Halast Katu- Chekufa photographs this is an old woman. Her name is Halast Katu and she is 105-years_old. She came to Bangladesh in September 2017 with her daughter Dilara and son-in-law who take care of her. Halast cannot see or walk well but she says her health is still good and she has all teeth. She prays regularly prays regularly and says "I will worship to Allah if I get more years".
Hafsa Akter- Rice is the most common food in the camps. This woman in Camp 1E begins preparing a meal for her family with her rations. She receives rice, pulses, and oil from the World Food Programme every month to feed her family.

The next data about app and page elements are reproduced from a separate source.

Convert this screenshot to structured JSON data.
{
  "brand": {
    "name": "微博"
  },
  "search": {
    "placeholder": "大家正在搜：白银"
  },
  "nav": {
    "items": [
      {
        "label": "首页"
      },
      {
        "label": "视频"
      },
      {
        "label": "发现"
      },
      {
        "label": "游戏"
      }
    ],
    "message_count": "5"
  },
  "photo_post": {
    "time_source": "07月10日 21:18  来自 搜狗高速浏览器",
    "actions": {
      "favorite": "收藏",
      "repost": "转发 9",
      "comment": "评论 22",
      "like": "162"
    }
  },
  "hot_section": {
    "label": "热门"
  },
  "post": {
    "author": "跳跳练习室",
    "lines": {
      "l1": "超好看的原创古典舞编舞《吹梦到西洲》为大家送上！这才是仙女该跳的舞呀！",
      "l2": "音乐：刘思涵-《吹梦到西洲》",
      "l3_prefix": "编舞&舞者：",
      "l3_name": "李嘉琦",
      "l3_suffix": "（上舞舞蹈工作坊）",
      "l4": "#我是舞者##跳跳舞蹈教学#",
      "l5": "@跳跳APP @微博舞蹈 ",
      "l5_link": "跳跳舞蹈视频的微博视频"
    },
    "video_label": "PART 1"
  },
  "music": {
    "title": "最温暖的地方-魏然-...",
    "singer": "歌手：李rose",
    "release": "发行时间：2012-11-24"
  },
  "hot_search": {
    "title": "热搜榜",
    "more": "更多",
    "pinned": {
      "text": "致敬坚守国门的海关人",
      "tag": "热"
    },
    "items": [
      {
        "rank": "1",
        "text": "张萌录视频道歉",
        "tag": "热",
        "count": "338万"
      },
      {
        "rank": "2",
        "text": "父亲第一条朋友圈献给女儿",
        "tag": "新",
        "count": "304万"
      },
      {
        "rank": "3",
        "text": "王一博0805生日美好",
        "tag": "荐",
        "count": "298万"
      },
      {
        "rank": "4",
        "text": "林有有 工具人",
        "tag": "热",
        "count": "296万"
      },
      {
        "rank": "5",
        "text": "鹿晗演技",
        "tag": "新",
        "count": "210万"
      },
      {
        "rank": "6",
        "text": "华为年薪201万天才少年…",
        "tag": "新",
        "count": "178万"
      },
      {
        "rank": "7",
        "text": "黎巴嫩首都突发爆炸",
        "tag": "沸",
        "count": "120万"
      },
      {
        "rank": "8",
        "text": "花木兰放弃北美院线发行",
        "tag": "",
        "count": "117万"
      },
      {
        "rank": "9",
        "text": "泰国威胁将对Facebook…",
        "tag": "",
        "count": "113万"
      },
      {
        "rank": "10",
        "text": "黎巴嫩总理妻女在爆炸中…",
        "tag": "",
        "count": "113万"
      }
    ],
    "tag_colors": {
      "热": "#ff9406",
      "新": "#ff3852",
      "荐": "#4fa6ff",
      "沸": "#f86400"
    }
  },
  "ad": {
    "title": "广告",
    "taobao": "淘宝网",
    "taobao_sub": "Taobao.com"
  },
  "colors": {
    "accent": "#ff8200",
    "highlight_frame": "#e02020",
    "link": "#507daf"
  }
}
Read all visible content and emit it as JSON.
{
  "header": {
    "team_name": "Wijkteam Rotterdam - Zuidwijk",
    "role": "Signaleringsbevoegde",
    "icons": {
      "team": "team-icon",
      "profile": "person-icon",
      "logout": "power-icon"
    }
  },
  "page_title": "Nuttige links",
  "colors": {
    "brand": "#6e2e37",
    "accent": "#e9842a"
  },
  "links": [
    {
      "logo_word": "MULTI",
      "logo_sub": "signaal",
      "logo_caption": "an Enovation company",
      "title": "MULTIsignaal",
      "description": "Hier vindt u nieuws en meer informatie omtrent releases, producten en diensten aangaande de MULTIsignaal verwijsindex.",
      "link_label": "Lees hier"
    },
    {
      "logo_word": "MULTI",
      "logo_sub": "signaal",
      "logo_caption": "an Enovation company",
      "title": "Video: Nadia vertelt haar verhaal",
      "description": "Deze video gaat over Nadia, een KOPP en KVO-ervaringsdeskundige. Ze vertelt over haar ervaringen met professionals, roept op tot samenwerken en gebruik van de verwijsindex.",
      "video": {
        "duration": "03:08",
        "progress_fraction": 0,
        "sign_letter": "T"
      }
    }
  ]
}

Nor Islam- Sawyeddollah greatly admiresNor Islam, 27, from Jamtoli Camp 15 for his is resilience. He lives with his family. He has one son name Sawdol Islam, 8, and one daughter named Norfatama, 6. They know each other since 15 September 2017, after arriving in Bangladesh from Myanmar. “I was a farmer and my family had four members in Myanmar,” says Nor Islam. “My wife died on the way when we were running from my home. I will never marry another, for maybe if I marry another my love for my wife will be decrease.”
Over the course of two weeks the men and women were taught how to take photographs, tell a good story, and the basics of shooting video. In this exclusive, the Dhaka Tribune brings you some of the stories and photos they have collected
In the world’s largest refugee camp in Cox’s Bazar, there are plenty of stories to be told. Everyone has a story, some are full of loss and despair while others speak of hope and resilience. Mostly these stories are told by national and global media outlets and aid organizations. The World Food Programme (WFP) has provided training to 30 refugees living in the camps to empower them to tell their own stories and those of their community.